Web page and app entries:
:::::
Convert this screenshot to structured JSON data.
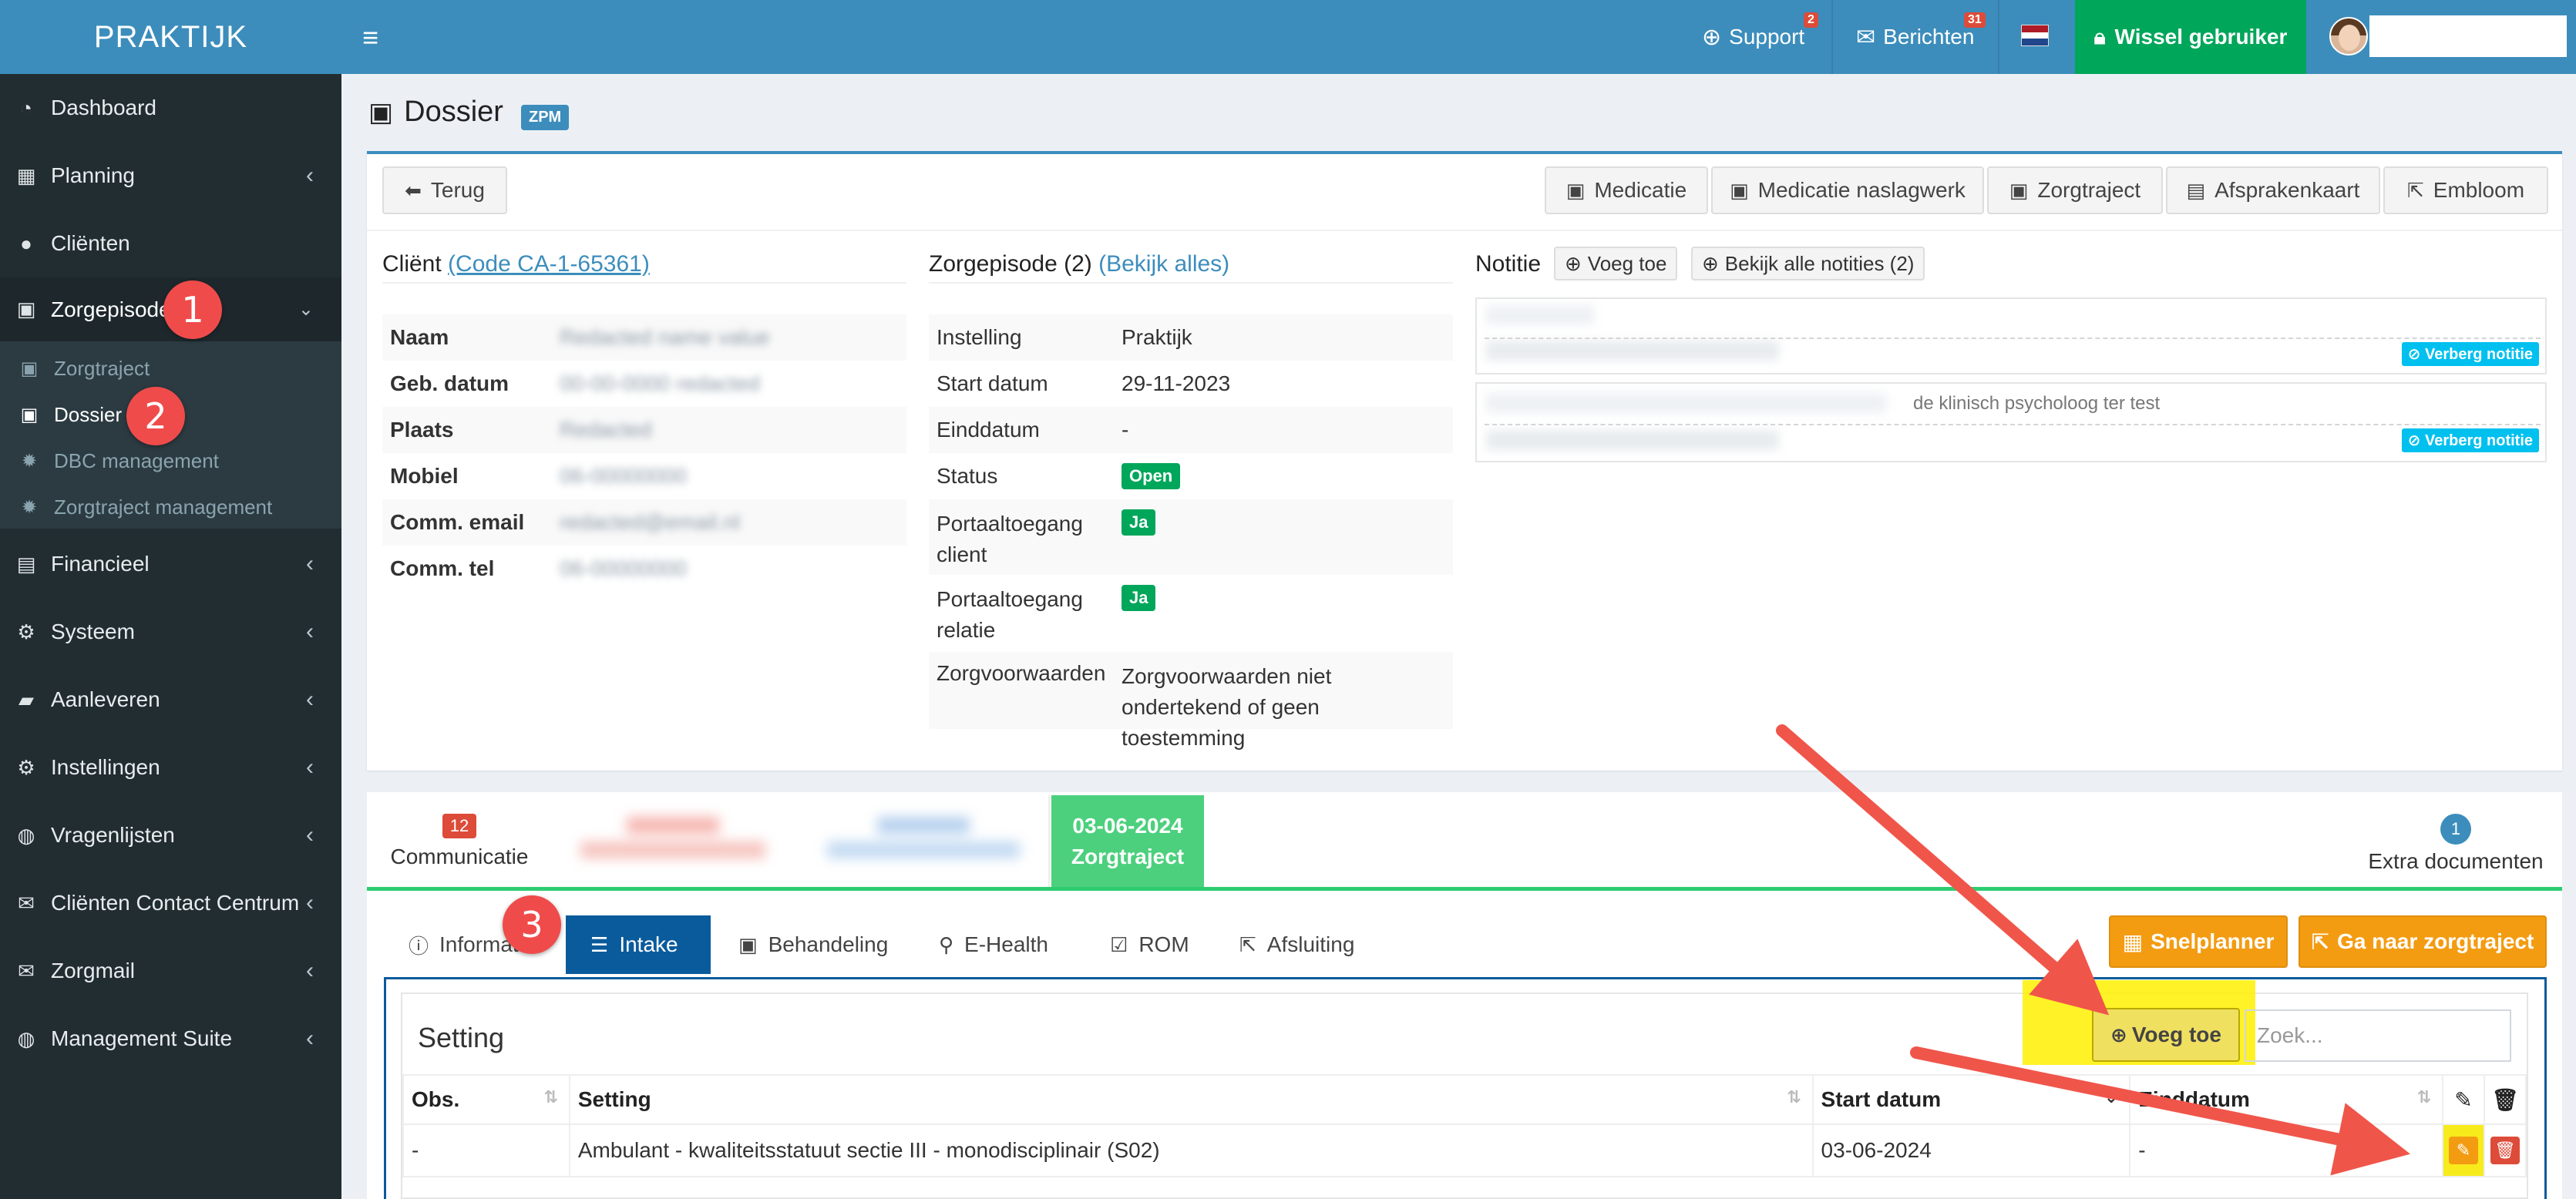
{
  "app": {
    "logo": "PRAKTIJK"
  },
  "sidebar": {
    "items": [
      {
        "label": "Dashboard",
        "icon": "dashboard-icon"
      },
      {
        "label": "Planning",
        "icon": "calendar-icon"
      },
      {
        "label": "Cliënten",
        "icon": "user-icon"
      },
      {
        "label": "Zorgepisode",
        "icon": "medkit-icon"
      },
      {
        "label": "Financieel",
        "icon": "book-icon"
      },
      {
        "label": "Systeem",
        "icon": "cogs-icon"
      },
      {
        "label": "Aanleveren",
        "icon": "truck-icon"
      },
      {
        "label": "Instellingen",
        "icon": "gear-icon"
      },
      {
        "label": "Vragenlijsten",
        "icon": "globe-icon"
      },
      {
        "label": "Cliënten Contact Centrum",
        "icon": "envelope-icon"
      },
      {
        "label": "Zorgmail",
        "icon": "envelope-icon"
      },
      {
        "label": "Management Suite",
        "icon": "globe-icon"
      }
    ],
    "submenu": [
      {
        "label": "Zorgtraject"
      },
      {
        "label": "Dossier"
      },
      {
        "label": "DBC management"
      },
      {
        "label": "Zorgtraject management"
      }
    ]
  },
  "topbar": {
    "support_label": "Support",
    "support_badge": "2",
    "messages_label": "Berichten",
    "messages_badge": "31",
    "switch_user_label": "Wissel gebruiker"
  },
  "page": {
    "title": "Dossier",
    "badge": "ZPM"
  },
  "actions": {
    "back": "Terug",
    "medication": "Medicatie",
    "medication_ref": "Medicatie naslagwerk",
    "care_track": "Zorgtraject",
    "appointment_card": "Afsprakenkaart",
    "embloom": "Embloom"
  },
  "client": {
    "title_prefix": "Cliënt",
    "code_link": "(Code CA-1-65361)",
    "rows": [
      {
        "key": "Naam",
        "value": "Redacted name value"
      },
      {
        "key": "Geb. datum",
        "value": "00-00-0000 redacted"
      },
      {
        "key": "Plaats",
        "value": "Redacted"
      },
      {
        "key": "Mobiel",
        "value": "06-00000000"
      },
      {
        "key": "Comm. email",
        "value": "redacted@email.nl"
      },
      {
        "key": "Comm. tel",
        "value": "06-00000000"
      }
    ]
  },
  "episode": {
    "title_prefix": "Zorgepisode (2)",
    "view_all": "(Bekijk alles)",
    "rows": [
      {
        "key": "Instelling",
        "value": "Praktijk"
      },
      {
        "key": "Start datum",
        "value": "29-11-2023"
      },
      {
        "key": "Einddatum",
        "value": "-"
      },
      {
        "key": "Status",
        "value": "Open"
      },
      {
        "key": "Portaaltoegang client",
        "value": "Ja"
      },
      {
        "key": "Portaaltoegang relatie",
        "value": "Ja"
      },
      {
        "key": "Zorgvoorwaarden",
        "value": "Zorgvoorwaarden niet ondertekend of geen toestemming"
      }
    ]
  },
  "notes": {
    "title": "Notitie",
    "add": "Voeg toe",
    "view_all": "Bekijk alle notities (2)",
    "hide_label": "Verberg notitie",
    "note2_visible_text": "de klinisch psycholoog ter test"
  },
  "bottom_tabs": {
    "communication_count": "12",
    "communication_label": "Communicatie",
    "active_date": "03-06-2024",
    "active_label": "Zorgtraject",
    "extra_count": "1",
    "extra_label": "Extra documenten"
  },
  "sub_tabs": [
    {
      "label": "Informatie",
      "icon": "info-icon"
    },
    {
      "label": "Intake",
      "icon": "sliders-icon"
    },
    {
      "label": "Behandeling",
      "icon": "medkit-icon"
    },
    {
      "label": "E-Health",
      "icon": "bicycle-icon"
    },
    {
      "label": "ROM",
      "icon": "check-square-icon"
    },
    {
      "label": "Afsluiting",
      "icon": "external-link-icon"
    }
  ],
  "planner": {
    "snelplanner": "Snelplanner",
    "goto": "Ga naar zorgtraject"
  },
  "setting": {
    "title": "Setting",
    "add": "Voeg toe",
    "search_placeholder": "Zoek...",
    "columns": [
      "Obs.",
      "Setting",
      "Start datum",
      "Einddatum"
    ],
    "rows": [
      {
        "obs": "-",
        "setting": "Ambulant - kwaliteitsstatuut sectie III - monodisciplinair (S02)",
        "start": "03-06-2024",
        "end": "-"
      }
    ]
  },
  "annotations": [
    "1",
    "2",
    "3"
  ]
}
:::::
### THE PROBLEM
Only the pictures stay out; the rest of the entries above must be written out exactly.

### TASK SOLUTION
Convert this screenshot to structured JSON data.
{
  "app": {
    "logo": "PRAKTIJK"
  },
  "sidebar": {
    "items": [
      {
        "label": "Dashboard",
        "icon": "dashboard-icon"
      },
      {
        "label": "Planning",
        "icon": "calendar-icon"
      },
      {
        "label": "Cliënten",
        "icon": "user-icon"
      },
      {
        "label": "Zorgepisode",
        "icon": "medkit-icon"
      },
      {
        "label": "Financieel",
        "icon": "book-icon"
      },
      {
        "label": "Systeem",
        "icon": "cogs-icon"
      },
      {
        "label": "Aanleveren",
        "icon": "truck-icon"
      },
      {
        "label": "Instellingen",
        "icon": "gear-icon"
      },
      {
        "label": "Vragenlijsten",
        "icon": "globe-icon"
      },
      {
        "label": "Cliënten Contact Centrum",
        "icon": "envelope-icon"
      },
      {
        "label": "Zorgmail",
        "icon": "envelope-icon"
      },
      {
        "label": "Management Suite",
        "icon": "globe-icon"
      }
    ],
    "submenu": [
      {
        "label": "Zorgtraject"
      },
      {
        "label": "Dossier"
      },
      {
        "label": "DBC management"
      },
      {
        "label": "Zorgtraject management"
      }
    ]
  },
  "topbar": {
    "support_label": "Support",
    "support_badge": "2",
    "messages_label": "Berichten",
    "messages_badge": "31",
    "switch_user_label": "Wissel gebruiker"
  },
  "page": {
    "title": "Dossier",
    "badge": "ZPM"
  },
  "actions": {
    "back": "Terug",
    "medication": "Medicatie",
    "medication_ref": "Medicatie naslagwerk",
    "care_track": "Zorgtraject",
    "appointment_card": "Afsprakenkaart",
    "embloom": "Embloom"
  },
  "client": {
    "title_prefix": "Cliënt",
    "code_link": "(Code CA-1-65361)",
    "rows": [
      {
        "key": "Naam",
        "value": "Redacted name value"
      },
      {
        "key": "Geb. datum",
        "value": "00-00-0000 redacted"
      },
      {
        "key": "Plaats",
        "value": "Redacted"
      },
      {
        "key": "Mobiel",
        "value": "06-00000000"
      },
      {
        "key": "Comm. email",
        "value": "redacted@email.nl"
      },
      {
        "key": "Comm. tel",
        "value": "06-00000000"
      }
    ]
  },
  "episode": {
    "title_prefix": "Zorgepisode (2)",
    "view_all": "(Bekijk alles)",
    "rows": [
      {
        "key": "Instelling",
        "value": "Praktijk"
      },
      {
        "key": "Start datum",
        "value": "29-11-2023"
      },
      {
        "key": "Einddatum",
        "value": "-"
      },
      {
        "key": "Status",
        "value": "Open"
      },
      {
        "key": "Portaaltoegang client",
        "value": "Ja"
      },
      {
        "key": "Portaaltoegang relatie",
        "value": "Ja"
      },
      {
        "key": "Zorgvoorwaarden",
        "value": "Zorgvoorwaarden niet ondertekend of geen toestemming"
      }
    ]
  },
  "notes": {
    "title": "Notitie",
    "add": "Voeg toe",
    "view_all": "Bekijk alle notities (2)",
    "hide_label": "Verberg notitie",
    "note2_visible_text": "de klinisch psycholoog ter test"
  },
  "bottom_tabs": {
    "communication_count": "12",
    "communication_label": "Communicatie",
    "active_date": "03-06-2024",
    "active_label": "Zorgtraject",
    "extra_count": "1",
    "extra_label": "Extra documenten"
  },
  "sub_tabs": [
    {
      "label": "Informatie",
      "icon": "info-icon"
    },
    {
      "label": "Intake",
      "icon": "sliders-icon"
    },
    {
      "label": "Behandeling",
      "icon": "medkit-icon"
    },
    {
      "label": "E-Health",
      "icon": "bicycle-icon"
    },
    {
      "label": "ROM",
      "icon": "check-square-icon"
    },
    {
      "label": "Afsluiting",
      "icon": "external-link-icon"
    }
  ],
  "planner": {
    "snelplanner": "Snelplanner",
    "goto": "Ga naar zorgtraject"
  },
  "setting": {
    "title": "Setting",
    "add": "Voeg toe",
    "search_placeholder": "Zoek...",
    "columns": [
      "Obs.",
      "Setting",
      "Start datum",
      "Einddatum"
    ],
    "rows": [
      {
        "obs": "-",
        "setting": "Ambulant - kwaliteitsstatuut sectie III - monodisciplinair (S02)",
        "start": "03-06-2024",
        "end": "-"
      }
    ]
  },
  "annotations": [
    "1",
    "2",
    "3"
  ]
}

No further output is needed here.